According to the decision in Wood v. Leadbitter, 13 M. & W. 838, even if the plaintiff had been permitted to enter the family circle, the defendant might have ordered him to leave it, at any time during the exhibition, and, upon his refusal, might have removed him, using no unnecessary force. The doctrine of revocable licenses was there thoroughly discussed, and the authorities analyzed by Mr. Baron Alderson, and the case of Tayler v. Waters, 7 Taunt. 374, and 2 Marsh. 551, was overruled. See also Adams v. Andrews, 15 Ad. & El. N. R. 296; Roffey v. Henderson, 17 Ad. & El. N. R. 574; Bridges v. Purcell, 1 Dev. & Bat. 492; Foot v. New Haven & North Hampton Co., 23 Conn. 214; Jamieson v. Millemann, 3 Duer, 255.
1 See also Huff 'v. McCauley. supra, p. 76. - Ed.
2 In Clark v. Glidden, supra, the decree provided that "the injunction remain in force so long as the present aqueduct lasts, with the right in the oratrix and her heirs and assigns, during that time, of repairing the same as may be necessary to keep it usable, but not with the right of making any repairs that shall in any just sense amount to a renewal of the aqueduct itself." - Ed.
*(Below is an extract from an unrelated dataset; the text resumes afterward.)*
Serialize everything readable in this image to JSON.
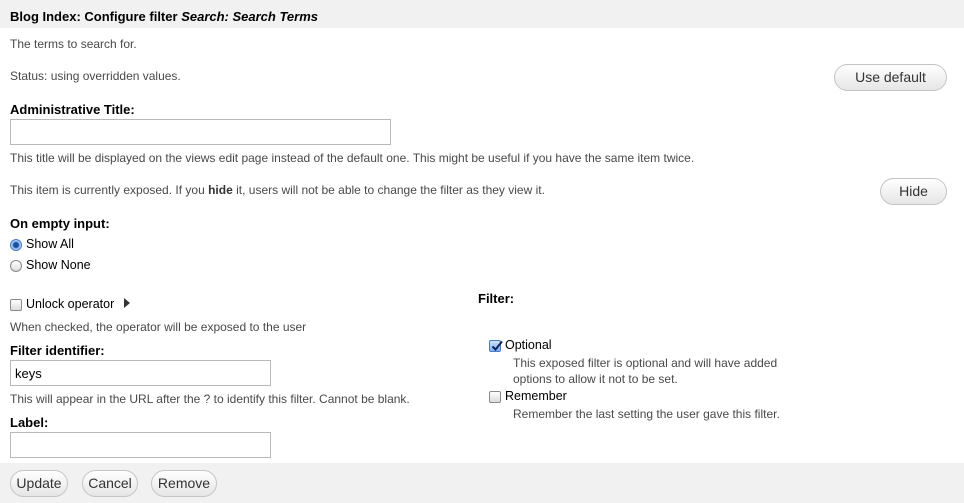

The plaintiff is doubtless entitled to recover, in an action of contract, the money paid by him for the ticket, and all legal damages which he sustained by the breach of the contract implied by the sale and delivery of the ticket.
50 Ohio State, 57. - 1893.
[Reported herein at p. 34.]